I am working to try and find joy and gratitude amongst anxiety and fear. I am super good at anxiety and fear. I am also good at swearing, eating cheeseburgers, watching 'Survivor', resentment, remembering painful memories, hatred, and walking on my heels. I am not great at being happy. I am very happy. I am extremely honoured and glad to be a part of this show. But I'm also mostly scared.
Everyone tells me actors learn to live with fear, and honestly, I'm not sure that I can do that. I have so much to fear: my solitude, my failure, bear attacks....I don't know if I can handle my career being compromised mostly of it.
Maybe I'm really brave, because bravery is having fear and doing it anyway, and I, on occasion, do things. Or I at least try to do them.
I'm doing it. Or trying. I really am. But I am hoping that this fear goes away: both on this project and in general. And I don't know if I can make peace with it if it does not.
A lot of this fear, for this project, is about doubt. The play is tricky, so I don't always know what I'm doing. I'm green, so I don't always know what I'm doing. And so I have doubt. About myself. And my future. And my abilities. UGGGHHHHHHGHGGHGHGHGGHGHGHGHGH. What a sick profession!
I am writing a play that I'm not in (which, honestly right now seems so dumb, because I feel like I'll never be cast in anything ever, so I have to start writing some good shit for myself), and the first 40 pages of it were read last night and that was scary, but good. I thought I was out of love with the play, and while it's not my usual thing (no trap doors! no musical numbers! WHERE ARE THE FIREWORKS?), I think there might be maybe a tiny bit of almost potential. It was helpful to just hear it. Yup. Do the work. It sets you free. It's so much better than the anxiety. But the anxiety is so much easier, in a weirdish way.
I'm effing sick of those 'Keep Calm and Carry On' variations, but..that's what I'm going to do.
Thursday, March 1, 2012
So I'm having, as usual, an enormous amount of anxiety about all things. That I'm not good enough, that I'm ruining everything, that no one likes me and that this is the last thing I'll ever do. Blah blah blah, Anxiety and Apple Juice, the Jessica Moss Story.
I'm definitely a very small fish in a very big pond, and on one hand that's amazing, because I am learning so much, and I have to step up and hopefully being scared and being pushed is going to make me a better actor. And that's the goal, I want to be an actor, and I want to be a good actor, if that's at all possible, so
But it's also pretty nervewracking....as we know I turn everything into anxiety, so I have been just a little anxiety factory for the last few days. Does this get easier? Can I handle it if it doesn't?
However...there was a moment today where I looked at the room I went in and went, 'Shiiiiiiiit'. And I was kind of like this on the inside:
(Obviously, this was supposed to look joyful and eeeee, and just looks like I am having a fit).
Because, like, I'm lucky! And this really is a dream that I had and I'm getting to do it, and maybe that will mean in the end my dream is broken, but I've had a lot of dreams that didn't come true at all, so maybe I'll just try and be happy that this one did, even if not the way I thought it would.
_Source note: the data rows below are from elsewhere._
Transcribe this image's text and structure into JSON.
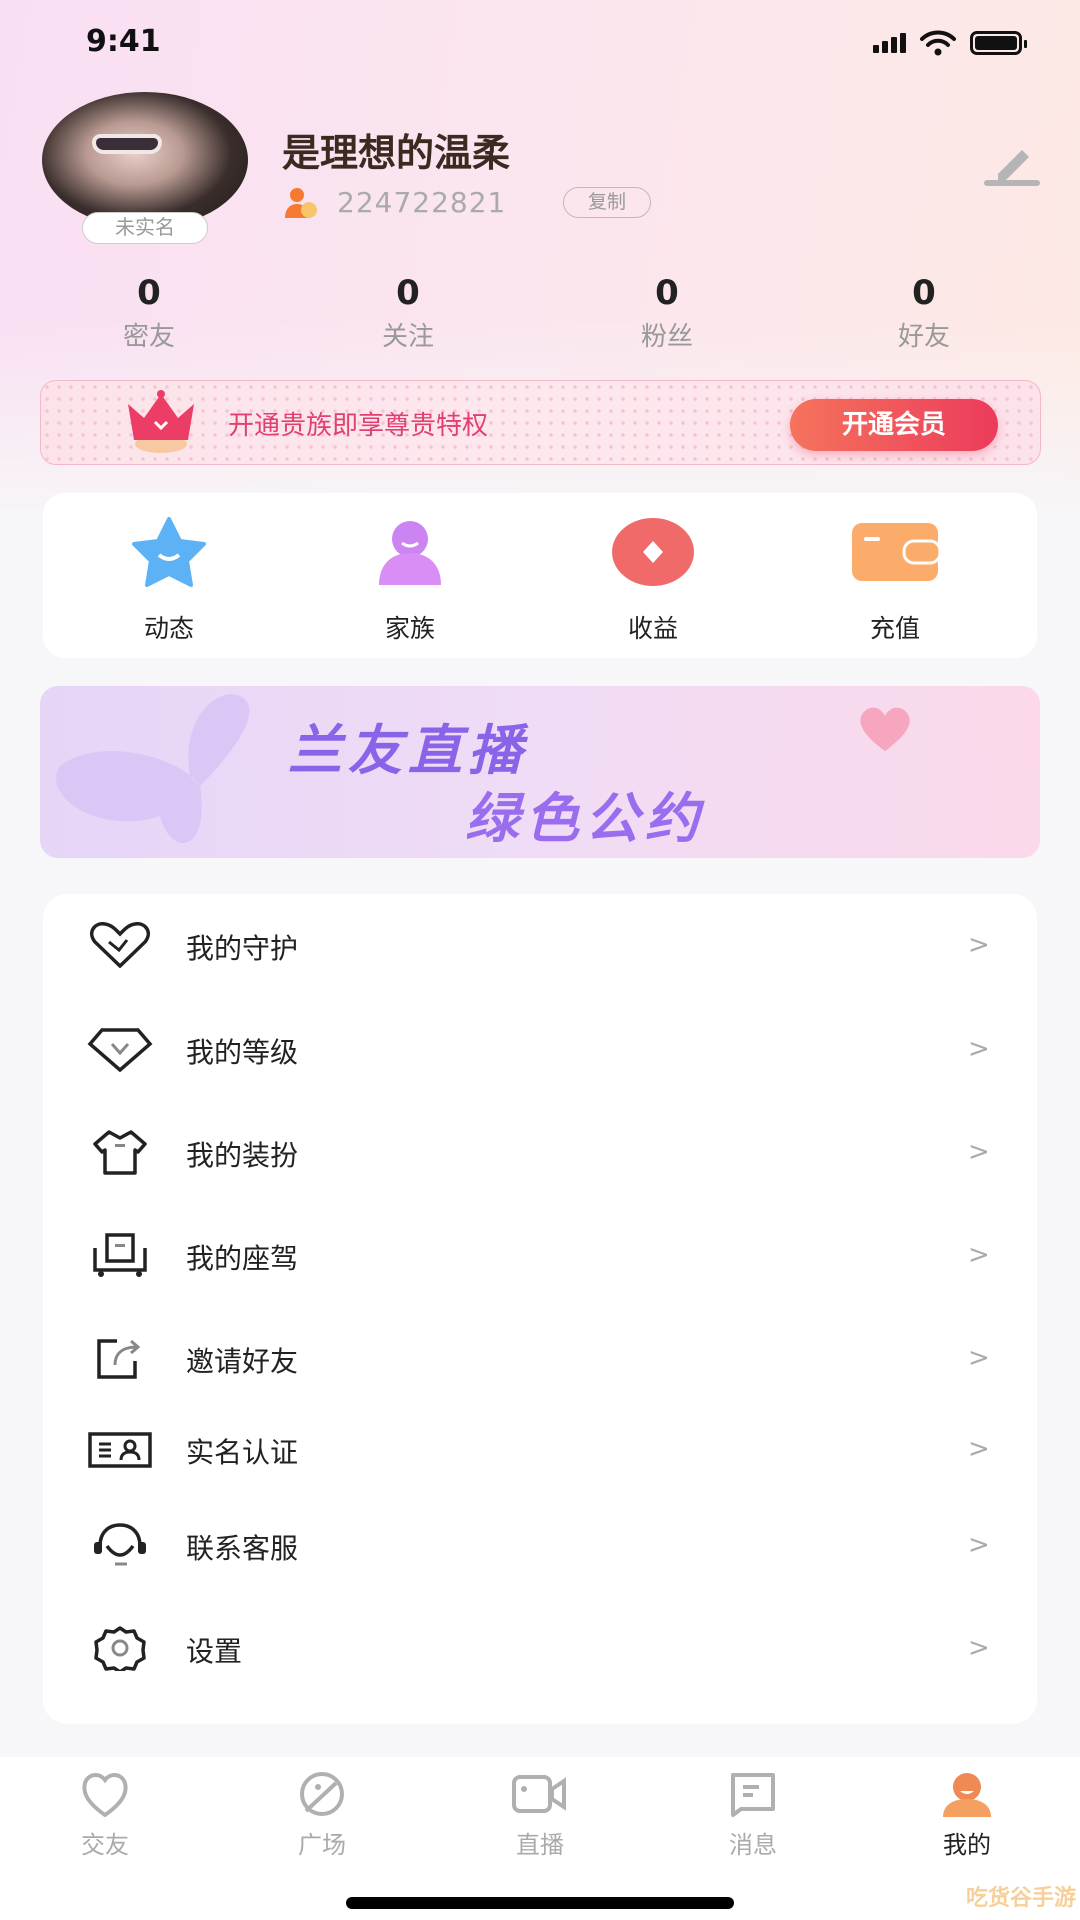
{
  "status_bar": {
    "time": "9:41"
  },
  "profile": {
    "name": "是理想的温柔",
    "user_id": "224722821",
    "copy_label": "复制",
    "verify_badge": "未实名"
  },
  "stats": [
    {
      "value": "0",
      "label": "密友"
    },
    {
      "value": "0",
      "label": "关注"
    },
    {
      "value": "0",
      "label": "粉丝"
    },
    {
      "value": "0",
      "label": "好友"
    }
  ],
  "vip_banner": {
    "text": "开通贵族即享尊贵特权",
    "button": "开通会员"
  },
  "quick_actions": [
    {
      "label": "动态",
      "icon": "star-icon"
    },
    {
      "label": "家族",
      "icon": "family-icon"
    },
    {
      "label": "收益",
      "icon": "coin-icon"
    },
    {
      "label": "充值",
      "icon": "wallet-icon"
    }
  ],
  "promo_banner": {
    "line1": "兰友直播",
    "line2": "绿色公约"
  },
  "menu": [
    {
      "label": "我的守护",
      "icon": "guard-heart-icon"
    },
    {
      "label": "我的等级",
      "icon": "diamond-icon"
    },
    {
      "label": "我的装扮",
      "icon": "shirt-icon"
    },
    {
      "label": "我的座驾",
      "icon": "car-icon"
    },
    {
      "label": "邀请好友",
      "icon": "share-icon"
    },
    {
      "label": "实名认证",
      "icon": "id-card-icon"
    },
    {
      "label": "联系客服",
      "icon": "headset-icon"
    },
    {
      "label": "设置",
      "icon": "gear-icon"
    }
  ],
  "chevron": ">",
  "tabs": [
    {
      "label": "交友",
      "icon": "heart-icon"
    },
    {
      "label": "广场",
      "icon": "planet-icon"
    },
    {
      "label": "直播",
      "icon": "video-camera-icon"
    },
    {
      "label": "消息",
      "icon": "message-icon"
    },
    {
      "label": "我的",
      "icon": "user-icon",
      "active": true
    }
  ],
  "colors": {
    "accent": "#f08a55",
    "vip": "#e2416f",
    "banner_text": "#8a63e8"
  },
  "watermark": "吃货谷手游"
}
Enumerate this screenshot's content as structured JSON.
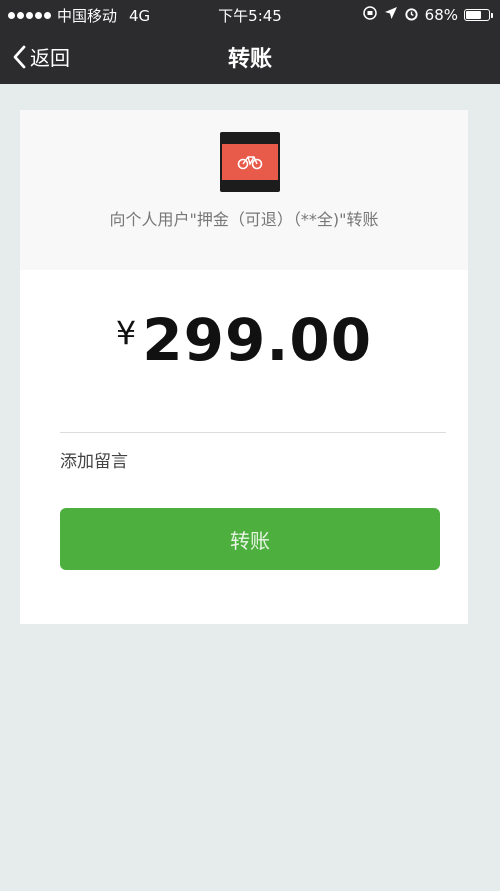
{
  "status_bar": {
    "carrier": "中国移动",
    "network": "4G",
    "time": "下午5:45",
    "battery_text": "68%",
    "battery_level": 0.68
  },
  "nav": {
    "back_label": "返回",
    "title": "转账"
  },
  "payee": {
    "label": "向个人用户\"押金（可退）（**全)\"转账"
  },
  "amount": {
    "currency": "¥",
    "value": "299.00"
  },
  "remark": {
    "label": "添加留言"
  },
  "actions": {
    "transfer_label": "转账"
  },
  "colors": {
    "nav_background": "#2c2c2e",
    "primary_button": "#4caf3e",
    "avatar_accent": "#e85a4a"
  }
}
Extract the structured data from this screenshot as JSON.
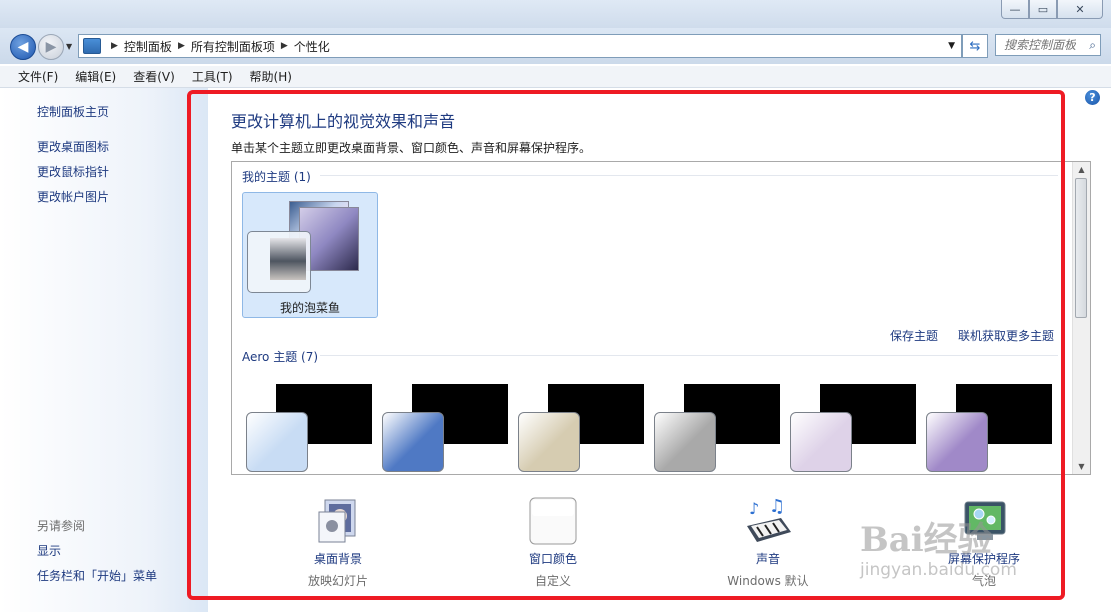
{
  "window": {
    "controls": {
      "minimize": "—",
      "restore": "▭",
      "close": "✕"
    }
  },
  "address": {
    "crumbs": [
      "控制面板",
      "所有控制面板项",
      "个性化"
    ],
    "search_placeholder": "搜索控制面板"
  },
  "menu": [
    "文件(F)",
    "编辑(E)",
    "查看(V)",
    "工具(T)",
    "帮助(H)"
  ],
  "sidebar": {
    "home": "控制面板主页",
    "links": [
      "更改桌面图标",
      "更改鼠标指针",
      "更改帐户图片"
    ],
    "see_also_title": "另请参阅",
    "see_also": [
      "显示",
      "任务栏和「开始」菜单"
    ]
  },
  "main": {
    "title": "更改计算机上的视觉效果和声音",
    "description": "单击某个主题立即更改桌面背景、窗口颜色、声音和屏幕保护程序。",
    "my_themes_header": "我的主题 (1)",
    "my_theme_name": "我的泡菜鱼",
    "save_theme": "保存主题",
    "more_themes": "联机获取更多主题",
    "aero_header": "Aero 主题 (7)",
    "aero_glass_colors": [
      "#c8dcf4",
      "#4f79c4",
      "#d6ccb1",
      "#a9a9a9",
      "#ded2e8",
      "#a089c8"
    ]
  },
  "options": [
    {
      "label": "桌面背景",
      "value": "放映幻灯片",
      "icon": "desktop-background-icon"
    },
    {
      "label": "窗口颜色",
      "value": "自定义",
      "icon": "window-color-icon"
    },
    {
      "label": "声音",
      "value": "Windows 默认",
      "icon": "sound-icon"
    },
    {
      "label": "屏幕保护程序",
      "value": "气泡",
      "icon": "screensaver-icon"
    }
  ],
  "watermark": {
    "brand": "Bai经验",
    "url": "jingyan.baidu.com"
  },
  "colors": {
    "link": "#1e3a80",
    "highlight": "#ee1b24"
  }
}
Or whatever.
I'm working on it. Happiness is hard for me, ok? I'm much better at cowering and tears.
Confidence, confidence, fake it until you make it, don't let them see you sweat, breathe. Right? Maybe I should pay someone to yell inspirational slogans at me for a while. No, I would almost certainly burst immediately into tears if that happened. It would be a disaster. I don't like loud voices unless they're mine, and I'd be sure to misread the situation as conflict and either flee from it like a bunny or charge into it horns first like a bull.
Trying to be simpler and at the same time interesting, and open and at the same time confident, and myself and at the same time better than myself. Maybe I should give all that up and just do shit, but....I haven't figured that out yet.
It's only day 3.